Exercise details
Copy out all the entries word for word.

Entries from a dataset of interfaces
□ □ □ □
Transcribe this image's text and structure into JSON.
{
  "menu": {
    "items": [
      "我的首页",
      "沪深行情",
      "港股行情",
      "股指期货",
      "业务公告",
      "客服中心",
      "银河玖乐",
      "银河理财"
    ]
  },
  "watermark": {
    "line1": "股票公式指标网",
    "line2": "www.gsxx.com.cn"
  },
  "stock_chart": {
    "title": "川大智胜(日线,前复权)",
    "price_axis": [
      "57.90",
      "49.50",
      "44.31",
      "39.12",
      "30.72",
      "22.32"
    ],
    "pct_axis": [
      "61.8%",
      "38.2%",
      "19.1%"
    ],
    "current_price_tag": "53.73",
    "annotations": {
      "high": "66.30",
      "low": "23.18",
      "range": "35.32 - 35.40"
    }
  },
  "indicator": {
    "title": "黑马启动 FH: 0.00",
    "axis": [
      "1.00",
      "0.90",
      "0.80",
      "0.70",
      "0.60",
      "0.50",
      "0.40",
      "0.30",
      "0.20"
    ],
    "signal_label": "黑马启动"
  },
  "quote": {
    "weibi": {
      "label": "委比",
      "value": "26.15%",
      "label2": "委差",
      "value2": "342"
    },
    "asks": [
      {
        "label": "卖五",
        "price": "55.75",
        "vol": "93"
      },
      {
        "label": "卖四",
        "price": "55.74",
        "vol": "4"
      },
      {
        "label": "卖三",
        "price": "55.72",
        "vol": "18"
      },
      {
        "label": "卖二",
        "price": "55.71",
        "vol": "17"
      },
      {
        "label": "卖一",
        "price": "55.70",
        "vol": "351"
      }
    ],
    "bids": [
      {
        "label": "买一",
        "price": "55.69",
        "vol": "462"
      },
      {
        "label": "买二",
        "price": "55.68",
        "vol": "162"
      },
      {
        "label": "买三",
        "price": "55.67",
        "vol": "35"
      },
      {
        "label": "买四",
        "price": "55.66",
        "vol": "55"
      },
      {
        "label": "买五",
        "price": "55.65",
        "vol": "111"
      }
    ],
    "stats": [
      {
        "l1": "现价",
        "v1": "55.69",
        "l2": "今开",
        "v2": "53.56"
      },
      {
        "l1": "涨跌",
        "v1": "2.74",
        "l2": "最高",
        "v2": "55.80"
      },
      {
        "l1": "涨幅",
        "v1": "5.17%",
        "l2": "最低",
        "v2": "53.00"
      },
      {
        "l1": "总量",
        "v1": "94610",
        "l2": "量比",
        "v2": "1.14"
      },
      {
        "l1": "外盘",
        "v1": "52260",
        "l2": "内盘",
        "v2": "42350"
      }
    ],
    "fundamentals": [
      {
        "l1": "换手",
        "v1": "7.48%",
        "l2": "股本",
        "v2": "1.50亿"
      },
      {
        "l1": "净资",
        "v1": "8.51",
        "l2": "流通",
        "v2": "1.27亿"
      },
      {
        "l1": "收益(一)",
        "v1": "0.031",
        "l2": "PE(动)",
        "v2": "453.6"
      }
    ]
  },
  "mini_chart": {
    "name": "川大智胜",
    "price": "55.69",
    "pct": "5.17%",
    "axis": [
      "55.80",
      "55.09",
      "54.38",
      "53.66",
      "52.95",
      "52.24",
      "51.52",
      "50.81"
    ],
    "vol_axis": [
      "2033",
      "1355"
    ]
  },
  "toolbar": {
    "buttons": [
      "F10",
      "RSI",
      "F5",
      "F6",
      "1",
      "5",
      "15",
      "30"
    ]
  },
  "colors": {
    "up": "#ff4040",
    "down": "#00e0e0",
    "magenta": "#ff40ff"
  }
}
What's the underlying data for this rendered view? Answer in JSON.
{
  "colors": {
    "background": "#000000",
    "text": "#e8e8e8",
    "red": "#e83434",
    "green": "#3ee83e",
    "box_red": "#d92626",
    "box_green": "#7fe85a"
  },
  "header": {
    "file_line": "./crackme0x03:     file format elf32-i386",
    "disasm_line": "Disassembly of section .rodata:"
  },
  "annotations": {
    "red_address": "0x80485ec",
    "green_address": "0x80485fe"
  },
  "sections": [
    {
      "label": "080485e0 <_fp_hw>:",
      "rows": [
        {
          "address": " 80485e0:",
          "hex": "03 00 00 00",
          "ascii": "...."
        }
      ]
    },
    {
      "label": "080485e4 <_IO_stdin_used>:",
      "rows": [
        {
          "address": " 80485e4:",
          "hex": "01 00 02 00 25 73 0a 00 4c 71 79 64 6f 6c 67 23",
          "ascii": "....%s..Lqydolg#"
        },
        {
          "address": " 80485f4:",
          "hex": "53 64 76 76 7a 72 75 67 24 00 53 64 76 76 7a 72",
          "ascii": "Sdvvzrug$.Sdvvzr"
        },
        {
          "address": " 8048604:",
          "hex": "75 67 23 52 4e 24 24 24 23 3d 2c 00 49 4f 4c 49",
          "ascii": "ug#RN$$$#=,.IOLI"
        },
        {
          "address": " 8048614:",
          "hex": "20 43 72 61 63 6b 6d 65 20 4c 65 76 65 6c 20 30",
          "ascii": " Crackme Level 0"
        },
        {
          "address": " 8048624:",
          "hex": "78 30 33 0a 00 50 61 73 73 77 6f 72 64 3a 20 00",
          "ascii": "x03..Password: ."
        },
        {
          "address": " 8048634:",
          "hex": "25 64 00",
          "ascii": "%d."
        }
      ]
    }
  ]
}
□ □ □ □
Answer for this exercise
Transcribe this image's text and structure into JSON.
{
  "menu": {
    "items": [
      "我的首页",
      "沪深行情",
      "港股行情",
      "股指期货",
      "业务公告",
      "客服中心",
      "银河玖乐",
      "银河理财"
    ]
  },
  "watermark": {
    "line1": "股票公式指标网",
    "line2": "www.gsxx.com.cn"
  },
  "stock_chart": {
    "title": "川大智胜(日线,前复权)",
    "price_axis": [
      "57.90",
      "49.50",
      "44.31",
      "39.12",
      "30.72",
      "22.32"
    ],
    "pct_axis": [
      "61.8%",
      "38.2%",
      "19.1%"
    ],
    "current_price_tag": "53.73",
    "annotations": {
      "high": "66.30",
      "low": "23.18",
      "range": "35.32 - 35.40"
    }
  },
  "indicator": {
    "title": "黑马启动 FH: 0.00",
    "axis": [
      "1.00",
      "0.90",
      "0.80",
      "0.70",
      "0.60",
      "0.50",
      "0.40",
      "0.30",
      "0.20"
    ],
    "signal_label": "黑马启动"
  },
  "quote": {
    "weibi": {
      "label": "委比",
      "value": "26.15%",
      "label2": "委差",
      "value2": "342"
    },
    "asks": [
      {
        "label": "卖五",
        "price": "55.75",
        "vol": "93"
      },
      {
        "label": "卖四",
        "price": "55.74",
        "vol": "4"
      },
      {
        "label": "卖三",
        "price": "55.72",
        "vol": "18"
      },
      {
        "label": "卖二",
        "price": "55.71",
        "vol": "17"
      },
      {
        "label": "卖一",
        "price": "55.70",
        "vol": "351"
      }
    ],
    "bids": [
      {
        "label": "买一",
        "price": "55.69",
        "vol": "462"
      },
      {
        "label": "买二",
        "price": "55.68",
        "vol": "162"
      },
      {
        "label": "买三",
        "price": "55.67",
        "vol": "35"
      },
      {
        "label": "买四",
        "price": "55.66",
        "vol": "55"
      },
      {
        "label": "买五",
        "price": "55.65",
        "vol": "111"
      }
    ],
    "stats": [
      {
        "l1": "现价",
        "v1": "55.69",
        "l2": "今开",
        "v2": "53.56"
      },
      {
        "l1": "涨跌",
        "v1": "2.74",
        "l2": "最高",
        "v2": "55.80"
      },
      {
        "l1": "涨幅",
        "v1": "5.17%",
        "l2": "最低",
        "v2": "53.00"
      },
      {
        "l1": "总量",
        "v1": "94610",
        "l2": "量比",
        "v2": "1.14"
      },
      {
        "l1": "外盘",
        "v1": "52260",
        "l2": "内盘",
        "v2": "42350"
      }
    ],
    "fundamentals": [
      {
        "l1": "换手",
        "v1": "7.48%",
        "l2": "股本",
        "v2": "1.50亿"
      },
      {
        "l1": "净资",
        "v1": "8.51",
        "l2": "流通",
        "v2": "1.27亿"
      },
      {
        "l1": "收益(一)",
        "v1": "0.031",
        "l2": "PE(动)",
        "v2": "453.6"
      }
    ]
  },
  "mini_chart": {
    "name": "川大智胜",
    "price": "55.69",
    "pct": "5.17%",
    "axis": [
      "55.80",
      "55.09",
      "54.38",
      "53.66",
      "52.95",
      "52.24",
      "51.52",
      "50.81"
    ],
    "vol_axis": [
      "2033",
      "1355"
    ]
  },
  "toolbar": {
    "buttons": [
      "F10",
      "RSI",
      "F5",
      "F6",
      "1",
      "5",
      "15",
      "30"
    ]
  },
  "colors": {
    "up": "#ff4040",
    "down": "#00e0e0",
    "magenta": "#ff40ff"
  }
}
What's the underlying data for this rendered view? Answer in JSON.
{
  "colors": {
    "background": "#000000",
    "text": "#e8e8e8",
    "red": "#e83434",
    "green": "#3ee83e",
    "box_red": "#d92626",
    "box_green": "#7fe85a"
  },
  "header": {
    "file_line": "./crackme0x03:     file format elf32-i386",
    "disasm_line": "Disassembly of section .rodata:"
  },
  "annotations": {
    "red_address": "0x80485ec",
    "green_address": "0x80485fe"
  },
  "sections": [
    {
      "label": "080485e0 <_fp_hw>:",
      "rows": [
        {
          "address": " 80485e0:",
          "hex": "03 00 00 00",
          "ascii": "...."
        }
      ]
    },
    {
      "label": "080485e4 <_IO_stdin_used>:",
      "rows": [
        {
          "address": " 80485e4:",
          "hex": "01 00 02 00 25 73 0a 00 4c 71 79 64 6f 6c 67 23",
          "ascii": "....%s..Lqydolg#"
        },
        {
          "address": " 80485f4:",
          "hex": "53 64 76 76 7a 72 75 67 24 00 53 64 76 76 7a 72",
          "ascii": "Sdvvzrug$.Sdvvzr"
        },
        {
          "address": " 8048604:",
          "hex": "75 67 23 52 4e 24 24 24 23 3d 2c 00 49 4f 4c 49",
          "ascii": "ug#RN$$$#=,.IOLI"
        },
        {
          "address": " 8048614:",
          "hex": "20 43 72 61 63 6b 6d 65 20 4c 65 76 65 6c 20 30",
          "ascii": " Crackme Level 0"
        },
        {
          "address": " 8048624:",
          "hex": "78 30 33 0a 00 50 61 73 73 77 6f 72 64 3a 20 00",
          "ascii": "x03..Password: ."
        },
        {
          "address": " 8048634:",
          "hex": "25 64 00",
          "ascii": "%d."
        }
      ]
    }
  ]
}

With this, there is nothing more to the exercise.